3T MRI and MR Spectroscopy of a Feline Model of GM1 Gangliosidosis After AAV-Mediated Gene Therapy

Heather L. Gray-Edwards1, Nouha Salibi2, Diane Wilson1, Ashley Randle1, Ronald J. Beyers3, Thomas Stewart Denney3, Ravi T. Seethamraju2, Shumin Wang3, Xiaotong Sun3, Allison M. Bradbury4, Victoria J. McCurdy4, Aime K. Johnson5, Nancy Cox1, Douglas R. Martin4

1Scott-Ritchey Research Center, Auburn University, Auburn, Al, United States; 2MR R&D, Siemens Healthcare, Malvern, PA, United States; 3Department of Electrical and Computer Engineering, Auburn Univeristy, Auburn, AL, United States; 4Anatomy, Physiology and Pharmacology, Auburn University, Auburn, Al, United States; 5Clinical Sciences, Auburn University, Auburn, Al, United States

GM1 gangliosidosis is a neurodegenerative lysosomal storage disease caused by an enzyme deficiency in beta-galactosidase that results in buildup of GM1 ganglioside throughout the nervous system, and is fatal often by age five.
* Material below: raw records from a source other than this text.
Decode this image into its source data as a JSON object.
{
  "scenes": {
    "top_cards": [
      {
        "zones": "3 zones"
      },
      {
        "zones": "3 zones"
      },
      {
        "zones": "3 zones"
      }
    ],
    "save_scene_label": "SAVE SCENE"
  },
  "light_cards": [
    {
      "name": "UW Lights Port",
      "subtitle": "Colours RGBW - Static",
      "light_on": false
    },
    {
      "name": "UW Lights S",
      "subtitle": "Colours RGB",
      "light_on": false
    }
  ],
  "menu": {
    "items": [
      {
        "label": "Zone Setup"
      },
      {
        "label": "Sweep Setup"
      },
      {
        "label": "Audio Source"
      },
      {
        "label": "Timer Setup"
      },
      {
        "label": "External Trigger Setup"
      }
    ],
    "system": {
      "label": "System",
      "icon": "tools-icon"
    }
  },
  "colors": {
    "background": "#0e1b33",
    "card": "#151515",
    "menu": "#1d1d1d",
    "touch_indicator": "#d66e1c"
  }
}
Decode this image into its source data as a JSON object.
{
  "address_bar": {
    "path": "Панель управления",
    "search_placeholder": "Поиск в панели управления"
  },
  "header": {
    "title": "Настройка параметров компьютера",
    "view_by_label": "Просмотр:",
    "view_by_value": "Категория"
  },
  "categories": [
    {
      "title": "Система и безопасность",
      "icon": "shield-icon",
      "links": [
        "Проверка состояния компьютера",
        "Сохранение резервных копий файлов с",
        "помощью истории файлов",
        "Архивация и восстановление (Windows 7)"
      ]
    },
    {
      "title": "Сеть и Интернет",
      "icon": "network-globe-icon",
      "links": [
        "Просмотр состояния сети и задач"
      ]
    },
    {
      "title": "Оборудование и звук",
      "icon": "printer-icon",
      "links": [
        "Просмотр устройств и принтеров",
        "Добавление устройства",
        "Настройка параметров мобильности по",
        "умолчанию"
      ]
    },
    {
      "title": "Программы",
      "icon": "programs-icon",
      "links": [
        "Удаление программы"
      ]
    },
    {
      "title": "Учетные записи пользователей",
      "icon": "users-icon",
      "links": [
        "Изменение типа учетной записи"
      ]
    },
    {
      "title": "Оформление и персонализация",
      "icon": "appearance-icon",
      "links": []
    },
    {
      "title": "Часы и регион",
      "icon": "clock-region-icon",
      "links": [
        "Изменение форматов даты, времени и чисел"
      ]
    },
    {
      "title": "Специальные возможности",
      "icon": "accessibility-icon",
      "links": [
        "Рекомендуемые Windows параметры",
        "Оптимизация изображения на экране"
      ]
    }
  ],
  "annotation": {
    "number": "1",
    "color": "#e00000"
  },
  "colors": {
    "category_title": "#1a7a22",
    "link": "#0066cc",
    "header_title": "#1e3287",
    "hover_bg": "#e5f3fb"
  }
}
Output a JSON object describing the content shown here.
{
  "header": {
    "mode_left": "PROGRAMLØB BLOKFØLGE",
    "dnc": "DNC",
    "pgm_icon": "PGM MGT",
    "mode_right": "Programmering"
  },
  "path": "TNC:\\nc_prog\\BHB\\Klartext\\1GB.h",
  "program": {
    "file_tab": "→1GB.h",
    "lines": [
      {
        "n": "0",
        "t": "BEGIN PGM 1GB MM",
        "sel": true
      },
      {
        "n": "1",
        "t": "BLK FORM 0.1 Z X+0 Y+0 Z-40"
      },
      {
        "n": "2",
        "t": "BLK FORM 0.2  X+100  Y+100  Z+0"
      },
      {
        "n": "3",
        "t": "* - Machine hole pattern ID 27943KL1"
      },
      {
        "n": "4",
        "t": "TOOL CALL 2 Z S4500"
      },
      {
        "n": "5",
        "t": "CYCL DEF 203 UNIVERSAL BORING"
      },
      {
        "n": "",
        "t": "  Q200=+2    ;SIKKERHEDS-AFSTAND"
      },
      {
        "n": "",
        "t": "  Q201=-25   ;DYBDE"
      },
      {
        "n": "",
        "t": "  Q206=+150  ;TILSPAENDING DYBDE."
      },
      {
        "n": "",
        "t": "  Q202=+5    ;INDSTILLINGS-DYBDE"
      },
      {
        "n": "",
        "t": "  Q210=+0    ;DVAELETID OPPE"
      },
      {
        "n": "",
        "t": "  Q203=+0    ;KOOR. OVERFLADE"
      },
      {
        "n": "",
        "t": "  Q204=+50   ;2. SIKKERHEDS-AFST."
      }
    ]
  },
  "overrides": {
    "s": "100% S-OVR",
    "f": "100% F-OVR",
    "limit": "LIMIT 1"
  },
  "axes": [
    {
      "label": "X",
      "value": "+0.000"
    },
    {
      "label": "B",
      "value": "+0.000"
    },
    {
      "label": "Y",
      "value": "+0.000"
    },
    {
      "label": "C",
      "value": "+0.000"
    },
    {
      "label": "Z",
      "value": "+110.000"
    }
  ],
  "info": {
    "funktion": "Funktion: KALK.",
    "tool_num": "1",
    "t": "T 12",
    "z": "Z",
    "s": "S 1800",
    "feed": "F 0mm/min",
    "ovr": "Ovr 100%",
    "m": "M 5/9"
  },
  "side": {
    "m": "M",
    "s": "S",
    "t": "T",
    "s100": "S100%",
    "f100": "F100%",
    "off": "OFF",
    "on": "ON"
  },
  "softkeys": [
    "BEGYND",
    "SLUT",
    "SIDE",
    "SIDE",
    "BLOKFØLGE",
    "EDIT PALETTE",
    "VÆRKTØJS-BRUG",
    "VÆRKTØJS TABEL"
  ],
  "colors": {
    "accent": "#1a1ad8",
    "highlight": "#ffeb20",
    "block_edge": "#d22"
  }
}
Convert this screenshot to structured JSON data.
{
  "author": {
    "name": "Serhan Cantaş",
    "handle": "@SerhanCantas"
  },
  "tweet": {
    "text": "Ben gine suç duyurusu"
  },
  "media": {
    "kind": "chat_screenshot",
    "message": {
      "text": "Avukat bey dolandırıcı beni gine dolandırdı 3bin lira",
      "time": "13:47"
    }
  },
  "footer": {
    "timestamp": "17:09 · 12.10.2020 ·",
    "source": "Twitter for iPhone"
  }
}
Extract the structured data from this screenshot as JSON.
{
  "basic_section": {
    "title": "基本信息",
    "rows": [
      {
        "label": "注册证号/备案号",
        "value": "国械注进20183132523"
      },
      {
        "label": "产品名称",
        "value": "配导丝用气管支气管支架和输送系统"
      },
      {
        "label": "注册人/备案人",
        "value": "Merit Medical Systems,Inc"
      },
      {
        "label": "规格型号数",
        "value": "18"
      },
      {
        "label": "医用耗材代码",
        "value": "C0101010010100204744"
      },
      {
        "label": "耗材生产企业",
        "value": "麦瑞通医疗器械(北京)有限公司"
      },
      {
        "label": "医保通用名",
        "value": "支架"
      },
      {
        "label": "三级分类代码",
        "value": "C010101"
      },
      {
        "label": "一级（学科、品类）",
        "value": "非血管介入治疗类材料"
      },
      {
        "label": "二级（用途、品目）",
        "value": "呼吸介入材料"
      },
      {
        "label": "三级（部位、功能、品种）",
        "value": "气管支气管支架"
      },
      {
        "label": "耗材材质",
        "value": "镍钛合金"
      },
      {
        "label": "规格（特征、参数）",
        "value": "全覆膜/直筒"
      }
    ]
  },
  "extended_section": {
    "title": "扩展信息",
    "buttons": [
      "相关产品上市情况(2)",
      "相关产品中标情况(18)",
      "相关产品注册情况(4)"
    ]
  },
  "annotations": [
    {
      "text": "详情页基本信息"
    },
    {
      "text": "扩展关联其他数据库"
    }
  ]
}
The feline GM1 gangliosidosis model is a replica of the juvenile form of human GM1 gangliosidosis. AAV2/rh8 vector expressing subunits were injected bilaterally into the thalamus and deep cerebellar nuclei of GM1 cats. MR images and Magnetic Resonance Spectroscopy (MRS) data were acquired on a 3 Tesla MAGNETOM Verio scanner. Untreated GM1 cat shows gray:white matter inversion and elevations of brain metabolites. Gene replacement in the feline GM1 model results in restoration of both brain architecture and metabolites.